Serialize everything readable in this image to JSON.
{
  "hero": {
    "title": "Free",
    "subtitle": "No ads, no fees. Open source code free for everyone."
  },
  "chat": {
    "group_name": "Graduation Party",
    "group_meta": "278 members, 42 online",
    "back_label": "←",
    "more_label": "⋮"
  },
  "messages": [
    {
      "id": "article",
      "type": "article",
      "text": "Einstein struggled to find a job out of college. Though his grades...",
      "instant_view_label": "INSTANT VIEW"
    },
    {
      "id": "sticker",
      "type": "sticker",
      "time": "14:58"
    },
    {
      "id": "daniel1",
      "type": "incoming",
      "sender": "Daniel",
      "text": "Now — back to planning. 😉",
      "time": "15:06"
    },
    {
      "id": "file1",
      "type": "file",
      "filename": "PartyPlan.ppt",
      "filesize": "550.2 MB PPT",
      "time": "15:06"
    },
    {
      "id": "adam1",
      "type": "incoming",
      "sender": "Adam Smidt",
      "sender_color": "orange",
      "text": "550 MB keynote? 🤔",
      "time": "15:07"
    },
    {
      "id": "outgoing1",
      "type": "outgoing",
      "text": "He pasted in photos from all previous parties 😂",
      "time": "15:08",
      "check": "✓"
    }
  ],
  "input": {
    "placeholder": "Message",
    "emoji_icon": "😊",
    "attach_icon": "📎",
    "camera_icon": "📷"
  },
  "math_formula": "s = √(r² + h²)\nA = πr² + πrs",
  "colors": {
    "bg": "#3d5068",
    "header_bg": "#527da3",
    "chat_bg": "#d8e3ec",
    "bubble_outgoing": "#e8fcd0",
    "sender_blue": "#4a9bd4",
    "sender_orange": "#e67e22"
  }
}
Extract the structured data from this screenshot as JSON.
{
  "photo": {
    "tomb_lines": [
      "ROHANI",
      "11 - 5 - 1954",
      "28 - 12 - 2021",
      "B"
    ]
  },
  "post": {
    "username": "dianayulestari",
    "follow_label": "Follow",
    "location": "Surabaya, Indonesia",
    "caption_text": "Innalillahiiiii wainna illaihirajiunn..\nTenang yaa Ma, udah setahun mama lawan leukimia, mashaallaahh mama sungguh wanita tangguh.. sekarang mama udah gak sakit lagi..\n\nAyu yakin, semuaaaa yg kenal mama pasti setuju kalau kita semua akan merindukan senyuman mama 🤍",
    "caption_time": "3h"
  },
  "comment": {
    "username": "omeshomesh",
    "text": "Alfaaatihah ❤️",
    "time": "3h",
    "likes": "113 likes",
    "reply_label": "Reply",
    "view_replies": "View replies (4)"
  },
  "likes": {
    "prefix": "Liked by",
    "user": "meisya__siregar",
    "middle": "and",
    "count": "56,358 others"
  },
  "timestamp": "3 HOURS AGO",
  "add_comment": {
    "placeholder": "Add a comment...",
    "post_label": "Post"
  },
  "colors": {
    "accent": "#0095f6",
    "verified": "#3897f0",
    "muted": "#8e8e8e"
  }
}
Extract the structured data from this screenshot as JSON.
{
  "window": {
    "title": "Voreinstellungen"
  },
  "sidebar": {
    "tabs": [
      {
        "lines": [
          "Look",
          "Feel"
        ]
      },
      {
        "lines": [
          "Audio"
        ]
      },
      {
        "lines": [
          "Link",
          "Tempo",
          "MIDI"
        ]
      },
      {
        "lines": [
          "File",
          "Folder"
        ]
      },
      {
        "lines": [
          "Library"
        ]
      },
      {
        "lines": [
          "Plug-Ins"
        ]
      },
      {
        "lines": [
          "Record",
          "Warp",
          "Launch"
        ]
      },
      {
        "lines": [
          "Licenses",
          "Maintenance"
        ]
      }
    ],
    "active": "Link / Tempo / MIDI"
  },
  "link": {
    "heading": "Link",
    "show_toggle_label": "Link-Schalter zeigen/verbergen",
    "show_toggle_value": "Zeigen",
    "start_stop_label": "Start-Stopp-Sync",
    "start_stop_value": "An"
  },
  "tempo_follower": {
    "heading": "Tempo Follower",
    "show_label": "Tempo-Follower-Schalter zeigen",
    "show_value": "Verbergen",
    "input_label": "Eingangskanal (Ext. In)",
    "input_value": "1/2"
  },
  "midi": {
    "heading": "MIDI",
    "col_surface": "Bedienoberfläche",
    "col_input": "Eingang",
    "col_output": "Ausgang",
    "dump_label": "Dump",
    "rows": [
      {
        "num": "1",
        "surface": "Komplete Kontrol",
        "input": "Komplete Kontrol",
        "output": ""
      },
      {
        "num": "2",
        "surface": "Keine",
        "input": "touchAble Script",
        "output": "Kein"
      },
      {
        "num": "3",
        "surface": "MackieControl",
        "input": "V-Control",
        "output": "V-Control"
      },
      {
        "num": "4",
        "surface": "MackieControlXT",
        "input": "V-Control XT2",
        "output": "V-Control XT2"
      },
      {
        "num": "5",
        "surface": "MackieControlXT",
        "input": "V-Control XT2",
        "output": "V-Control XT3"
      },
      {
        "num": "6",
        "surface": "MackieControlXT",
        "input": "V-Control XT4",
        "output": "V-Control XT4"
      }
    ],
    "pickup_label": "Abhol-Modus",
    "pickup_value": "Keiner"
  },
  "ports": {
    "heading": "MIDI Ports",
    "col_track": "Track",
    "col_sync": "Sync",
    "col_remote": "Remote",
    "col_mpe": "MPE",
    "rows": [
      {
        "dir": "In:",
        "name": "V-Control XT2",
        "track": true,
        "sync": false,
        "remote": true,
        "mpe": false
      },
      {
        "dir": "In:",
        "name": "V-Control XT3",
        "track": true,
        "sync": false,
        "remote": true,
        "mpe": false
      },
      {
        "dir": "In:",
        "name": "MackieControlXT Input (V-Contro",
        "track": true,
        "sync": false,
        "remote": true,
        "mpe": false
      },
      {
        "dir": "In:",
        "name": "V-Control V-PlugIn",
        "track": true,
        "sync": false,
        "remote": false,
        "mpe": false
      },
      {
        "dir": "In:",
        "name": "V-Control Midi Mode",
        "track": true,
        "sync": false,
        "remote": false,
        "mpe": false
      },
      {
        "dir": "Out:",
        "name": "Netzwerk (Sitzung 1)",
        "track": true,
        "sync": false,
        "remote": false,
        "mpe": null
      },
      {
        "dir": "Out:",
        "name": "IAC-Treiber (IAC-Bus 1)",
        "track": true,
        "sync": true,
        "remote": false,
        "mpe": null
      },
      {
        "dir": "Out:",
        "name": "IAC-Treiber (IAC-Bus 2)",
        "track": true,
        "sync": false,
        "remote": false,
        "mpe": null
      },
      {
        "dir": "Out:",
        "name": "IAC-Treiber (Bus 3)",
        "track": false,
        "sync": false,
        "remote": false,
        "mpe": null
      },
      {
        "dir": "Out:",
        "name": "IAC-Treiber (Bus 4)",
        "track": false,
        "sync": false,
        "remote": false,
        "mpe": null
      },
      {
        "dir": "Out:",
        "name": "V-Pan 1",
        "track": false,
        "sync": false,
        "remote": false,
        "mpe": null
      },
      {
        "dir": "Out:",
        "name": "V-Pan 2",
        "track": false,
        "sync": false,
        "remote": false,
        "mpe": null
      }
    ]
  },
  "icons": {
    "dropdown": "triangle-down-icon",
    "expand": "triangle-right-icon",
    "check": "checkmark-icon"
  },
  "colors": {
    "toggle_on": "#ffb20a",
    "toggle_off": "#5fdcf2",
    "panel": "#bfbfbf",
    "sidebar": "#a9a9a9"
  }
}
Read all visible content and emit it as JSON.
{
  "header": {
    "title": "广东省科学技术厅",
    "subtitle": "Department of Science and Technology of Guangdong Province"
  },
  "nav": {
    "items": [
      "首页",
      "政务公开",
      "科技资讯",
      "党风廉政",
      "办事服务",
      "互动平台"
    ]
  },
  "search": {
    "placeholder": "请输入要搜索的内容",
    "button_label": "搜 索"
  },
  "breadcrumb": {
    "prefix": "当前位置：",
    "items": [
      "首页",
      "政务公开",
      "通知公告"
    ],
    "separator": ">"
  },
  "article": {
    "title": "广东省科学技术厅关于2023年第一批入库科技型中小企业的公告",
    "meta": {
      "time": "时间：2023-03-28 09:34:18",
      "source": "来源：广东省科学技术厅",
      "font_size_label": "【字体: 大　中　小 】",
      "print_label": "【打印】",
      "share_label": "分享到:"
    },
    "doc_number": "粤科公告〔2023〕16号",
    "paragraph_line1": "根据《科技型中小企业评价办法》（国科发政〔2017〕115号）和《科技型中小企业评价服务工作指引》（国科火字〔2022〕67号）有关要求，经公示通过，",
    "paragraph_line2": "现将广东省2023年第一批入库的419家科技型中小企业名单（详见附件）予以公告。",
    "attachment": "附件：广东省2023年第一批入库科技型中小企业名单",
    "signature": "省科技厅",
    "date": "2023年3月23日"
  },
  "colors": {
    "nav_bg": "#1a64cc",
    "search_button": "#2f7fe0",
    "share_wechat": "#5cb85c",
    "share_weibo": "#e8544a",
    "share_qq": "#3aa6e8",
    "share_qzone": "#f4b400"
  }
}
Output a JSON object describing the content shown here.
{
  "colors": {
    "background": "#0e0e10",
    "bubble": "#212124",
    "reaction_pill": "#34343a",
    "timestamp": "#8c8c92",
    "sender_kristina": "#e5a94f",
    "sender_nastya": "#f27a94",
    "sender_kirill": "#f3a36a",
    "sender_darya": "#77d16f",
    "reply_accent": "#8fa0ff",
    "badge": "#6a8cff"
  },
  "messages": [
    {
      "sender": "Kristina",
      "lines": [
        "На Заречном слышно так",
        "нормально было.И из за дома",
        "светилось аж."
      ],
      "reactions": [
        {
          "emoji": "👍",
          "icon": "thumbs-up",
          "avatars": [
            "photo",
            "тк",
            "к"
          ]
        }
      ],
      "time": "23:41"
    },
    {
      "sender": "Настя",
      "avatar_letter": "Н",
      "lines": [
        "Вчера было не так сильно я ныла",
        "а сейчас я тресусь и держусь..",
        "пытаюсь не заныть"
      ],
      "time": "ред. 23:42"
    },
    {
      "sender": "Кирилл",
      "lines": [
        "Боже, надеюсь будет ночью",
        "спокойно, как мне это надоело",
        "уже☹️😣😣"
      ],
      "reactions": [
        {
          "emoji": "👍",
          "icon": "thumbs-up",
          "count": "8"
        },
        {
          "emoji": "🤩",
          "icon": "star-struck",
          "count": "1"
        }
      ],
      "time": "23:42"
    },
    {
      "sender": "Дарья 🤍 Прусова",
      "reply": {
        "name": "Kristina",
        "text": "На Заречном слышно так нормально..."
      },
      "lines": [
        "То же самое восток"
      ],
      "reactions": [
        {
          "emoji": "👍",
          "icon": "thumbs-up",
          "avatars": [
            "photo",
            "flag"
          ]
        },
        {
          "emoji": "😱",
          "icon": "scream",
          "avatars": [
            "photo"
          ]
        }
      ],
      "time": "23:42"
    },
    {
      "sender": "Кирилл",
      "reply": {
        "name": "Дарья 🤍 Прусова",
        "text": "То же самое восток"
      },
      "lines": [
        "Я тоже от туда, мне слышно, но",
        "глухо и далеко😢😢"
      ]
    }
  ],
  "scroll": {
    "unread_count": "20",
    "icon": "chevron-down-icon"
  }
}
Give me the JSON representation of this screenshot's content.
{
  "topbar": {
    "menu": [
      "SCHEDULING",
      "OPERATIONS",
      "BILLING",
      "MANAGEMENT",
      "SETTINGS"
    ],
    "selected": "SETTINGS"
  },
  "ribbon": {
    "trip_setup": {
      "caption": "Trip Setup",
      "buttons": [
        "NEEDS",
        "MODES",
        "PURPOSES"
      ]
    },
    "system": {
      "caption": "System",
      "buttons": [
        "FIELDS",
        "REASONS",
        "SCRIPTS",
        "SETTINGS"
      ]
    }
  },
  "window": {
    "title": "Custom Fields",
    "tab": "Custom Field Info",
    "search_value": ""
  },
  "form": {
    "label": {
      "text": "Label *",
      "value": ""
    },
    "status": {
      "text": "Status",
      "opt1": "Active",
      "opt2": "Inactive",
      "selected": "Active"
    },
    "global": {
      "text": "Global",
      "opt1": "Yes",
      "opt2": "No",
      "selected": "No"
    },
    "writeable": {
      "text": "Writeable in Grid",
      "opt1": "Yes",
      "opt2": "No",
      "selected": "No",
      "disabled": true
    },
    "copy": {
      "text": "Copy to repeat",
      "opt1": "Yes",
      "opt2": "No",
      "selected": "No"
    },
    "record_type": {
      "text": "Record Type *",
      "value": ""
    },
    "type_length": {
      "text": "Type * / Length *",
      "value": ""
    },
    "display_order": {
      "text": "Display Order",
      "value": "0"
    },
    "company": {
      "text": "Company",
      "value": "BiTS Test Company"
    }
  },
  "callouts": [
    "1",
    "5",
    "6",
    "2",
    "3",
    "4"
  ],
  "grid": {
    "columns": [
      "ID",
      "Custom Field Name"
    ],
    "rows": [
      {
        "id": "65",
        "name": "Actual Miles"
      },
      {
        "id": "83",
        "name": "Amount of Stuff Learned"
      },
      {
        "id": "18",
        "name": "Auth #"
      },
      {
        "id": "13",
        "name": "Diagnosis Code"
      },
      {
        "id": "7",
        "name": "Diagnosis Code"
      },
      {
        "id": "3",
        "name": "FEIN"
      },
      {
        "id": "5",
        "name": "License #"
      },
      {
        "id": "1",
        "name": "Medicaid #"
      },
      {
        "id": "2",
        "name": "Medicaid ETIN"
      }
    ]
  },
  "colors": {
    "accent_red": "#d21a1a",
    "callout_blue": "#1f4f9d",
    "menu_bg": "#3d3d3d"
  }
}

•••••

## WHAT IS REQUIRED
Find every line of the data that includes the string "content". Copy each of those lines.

## RESPONSE BOX
Read all visible content and emit it as JSON.
Output a JSON object describing the content shown here.
Give me the JSON representation of this screenshot's content.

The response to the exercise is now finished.